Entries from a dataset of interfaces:

⟨

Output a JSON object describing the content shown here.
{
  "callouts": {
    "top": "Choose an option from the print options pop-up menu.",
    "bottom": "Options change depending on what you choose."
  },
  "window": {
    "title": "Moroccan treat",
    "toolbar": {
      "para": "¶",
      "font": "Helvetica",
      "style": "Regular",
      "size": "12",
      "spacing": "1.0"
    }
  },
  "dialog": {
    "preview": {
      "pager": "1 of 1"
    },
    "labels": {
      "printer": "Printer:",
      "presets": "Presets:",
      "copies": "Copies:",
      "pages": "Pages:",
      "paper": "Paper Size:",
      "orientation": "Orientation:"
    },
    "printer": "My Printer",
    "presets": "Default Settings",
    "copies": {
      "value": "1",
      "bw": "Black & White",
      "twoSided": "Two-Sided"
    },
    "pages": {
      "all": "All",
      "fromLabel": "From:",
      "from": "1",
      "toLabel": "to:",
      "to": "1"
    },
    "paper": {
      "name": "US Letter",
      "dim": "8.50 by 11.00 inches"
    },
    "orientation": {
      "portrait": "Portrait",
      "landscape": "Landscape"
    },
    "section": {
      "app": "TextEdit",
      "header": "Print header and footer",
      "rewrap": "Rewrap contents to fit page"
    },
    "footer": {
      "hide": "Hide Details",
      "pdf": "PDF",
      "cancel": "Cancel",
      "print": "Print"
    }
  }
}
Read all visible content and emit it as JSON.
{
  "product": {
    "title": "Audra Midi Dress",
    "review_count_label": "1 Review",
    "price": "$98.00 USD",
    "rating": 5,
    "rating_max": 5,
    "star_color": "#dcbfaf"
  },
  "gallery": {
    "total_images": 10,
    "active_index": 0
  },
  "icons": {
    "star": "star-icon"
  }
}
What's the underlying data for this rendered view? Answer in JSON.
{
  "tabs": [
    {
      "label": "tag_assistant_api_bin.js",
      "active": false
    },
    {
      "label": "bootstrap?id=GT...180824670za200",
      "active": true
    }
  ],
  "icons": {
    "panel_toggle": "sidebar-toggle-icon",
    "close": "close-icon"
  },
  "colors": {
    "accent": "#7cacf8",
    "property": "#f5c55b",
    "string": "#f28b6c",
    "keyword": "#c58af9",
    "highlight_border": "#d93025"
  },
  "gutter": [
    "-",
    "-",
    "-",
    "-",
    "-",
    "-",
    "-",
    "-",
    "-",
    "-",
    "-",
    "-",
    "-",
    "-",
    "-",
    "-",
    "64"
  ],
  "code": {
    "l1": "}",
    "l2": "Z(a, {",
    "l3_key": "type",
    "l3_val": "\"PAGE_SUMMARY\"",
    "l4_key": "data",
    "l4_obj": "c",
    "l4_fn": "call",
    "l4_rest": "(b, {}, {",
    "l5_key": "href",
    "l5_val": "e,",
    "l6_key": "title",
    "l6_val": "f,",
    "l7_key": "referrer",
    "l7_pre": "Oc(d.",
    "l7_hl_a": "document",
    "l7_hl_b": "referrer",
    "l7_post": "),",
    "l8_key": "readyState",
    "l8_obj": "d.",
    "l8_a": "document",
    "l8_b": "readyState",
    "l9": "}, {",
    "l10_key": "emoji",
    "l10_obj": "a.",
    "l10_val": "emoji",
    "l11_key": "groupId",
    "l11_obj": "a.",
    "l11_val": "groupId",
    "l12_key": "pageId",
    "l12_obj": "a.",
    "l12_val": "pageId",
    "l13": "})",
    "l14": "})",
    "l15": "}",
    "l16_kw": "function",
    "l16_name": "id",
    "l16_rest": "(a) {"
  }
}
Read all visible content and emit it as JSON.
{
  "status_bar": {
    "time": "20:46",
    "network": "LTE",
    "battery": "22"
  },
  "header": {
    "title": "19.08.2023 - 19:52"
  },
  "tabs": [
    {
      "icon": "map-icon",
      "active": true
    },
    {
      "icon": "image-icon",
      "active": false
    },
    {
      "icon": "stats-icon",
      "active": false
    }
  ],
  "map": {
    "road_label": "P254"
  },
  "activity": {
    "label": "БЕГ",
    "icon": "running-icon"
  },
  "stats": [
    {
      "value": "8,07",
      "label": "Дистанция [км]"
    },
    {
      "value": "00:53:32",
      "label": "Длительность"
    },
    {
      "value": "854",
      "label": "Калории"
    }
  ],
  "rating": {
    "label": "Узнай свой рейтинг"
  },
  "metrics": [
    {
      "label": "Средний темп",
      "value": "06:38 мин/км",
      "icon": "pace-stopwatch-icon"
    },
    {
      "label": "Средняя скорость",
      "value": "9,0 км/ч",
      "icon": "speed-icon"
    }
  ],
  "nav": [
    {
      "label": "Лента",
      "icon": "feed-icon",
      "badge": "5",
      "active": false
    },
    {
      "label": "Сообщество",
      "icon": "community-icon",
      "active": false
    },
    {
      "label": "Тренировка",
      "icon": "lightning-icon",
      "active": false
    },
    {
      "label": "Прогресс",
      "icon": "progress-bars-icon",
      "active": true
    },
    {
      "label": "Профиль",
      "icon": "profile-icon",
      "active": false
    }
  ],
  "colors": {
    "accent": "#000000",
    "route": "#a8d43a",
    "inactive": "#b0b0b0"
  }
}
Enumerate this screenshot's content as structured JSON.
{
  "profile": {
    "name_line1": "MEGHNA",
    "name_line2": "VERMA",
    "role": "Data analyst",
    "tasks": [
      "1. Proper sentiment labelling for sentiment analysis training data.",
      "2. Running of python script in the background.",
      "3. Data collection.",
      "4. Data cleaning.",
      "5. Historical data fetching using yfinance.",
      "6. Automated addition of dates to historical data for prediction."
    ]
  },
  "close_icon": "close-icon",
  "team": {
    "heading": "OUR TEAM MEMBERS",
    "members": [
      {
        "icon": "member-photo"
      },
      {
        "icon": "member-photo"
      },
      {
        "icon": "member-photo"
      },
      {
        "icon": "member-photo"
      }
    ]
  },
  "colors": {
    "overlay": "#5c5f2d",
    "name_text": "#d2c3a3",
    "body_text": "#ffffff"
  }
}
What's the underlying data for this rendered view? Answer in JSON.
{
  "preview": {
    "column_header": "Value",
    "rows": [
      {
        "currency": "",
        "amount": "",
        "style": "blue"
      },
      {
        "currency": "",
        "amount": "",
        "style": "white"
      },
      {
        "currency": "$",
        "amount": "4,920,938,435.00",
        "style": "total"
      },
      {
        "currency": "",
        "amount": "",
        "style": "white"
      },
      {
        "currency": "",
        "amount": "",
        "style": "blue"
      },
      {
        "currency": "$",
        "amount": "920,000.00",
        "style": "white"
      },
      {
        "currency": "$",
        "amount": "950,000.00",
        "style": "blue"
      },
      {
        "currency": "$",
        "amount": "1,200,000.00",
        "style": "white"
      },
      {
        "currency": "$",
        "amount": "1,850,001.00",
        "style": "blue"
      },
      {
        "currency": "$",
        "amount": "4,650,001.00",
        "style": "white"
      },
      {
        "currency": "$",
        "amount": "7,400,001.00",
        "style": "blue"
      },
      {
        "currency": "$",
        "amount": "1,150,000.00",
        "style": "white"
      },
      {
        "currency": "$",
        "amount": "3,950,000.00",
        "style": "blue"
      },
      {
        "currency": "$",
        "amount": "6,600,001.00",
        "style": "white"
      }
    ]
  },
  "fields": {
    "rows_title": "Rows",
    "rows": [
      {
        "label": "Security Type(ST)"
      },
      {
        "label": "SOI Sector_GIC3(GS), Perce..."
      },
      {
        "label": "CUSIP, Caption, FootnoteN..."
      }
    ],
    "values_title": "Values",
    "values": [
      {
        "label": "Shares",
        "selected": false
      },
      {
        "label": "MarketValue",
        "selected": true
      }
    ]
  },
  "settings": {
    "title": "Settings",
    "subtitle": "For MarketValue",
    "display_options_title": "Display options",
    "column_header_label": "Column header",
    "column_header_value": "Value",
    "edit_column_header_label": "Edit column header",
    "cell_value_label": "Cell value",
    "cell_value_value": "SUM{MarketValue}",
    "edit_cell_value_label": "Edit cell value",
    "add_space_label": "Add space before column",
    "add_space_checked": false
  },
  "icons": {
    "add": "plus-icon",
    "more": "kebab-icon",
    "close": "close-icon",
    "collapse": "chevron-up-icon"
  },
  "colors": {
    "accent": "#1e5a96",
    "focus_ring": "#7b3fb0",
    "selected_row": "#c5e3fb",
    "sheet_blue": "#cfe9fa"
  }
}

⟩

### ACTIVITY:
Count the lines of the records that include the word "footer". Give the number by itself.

### WRITTEN ANSWER:
2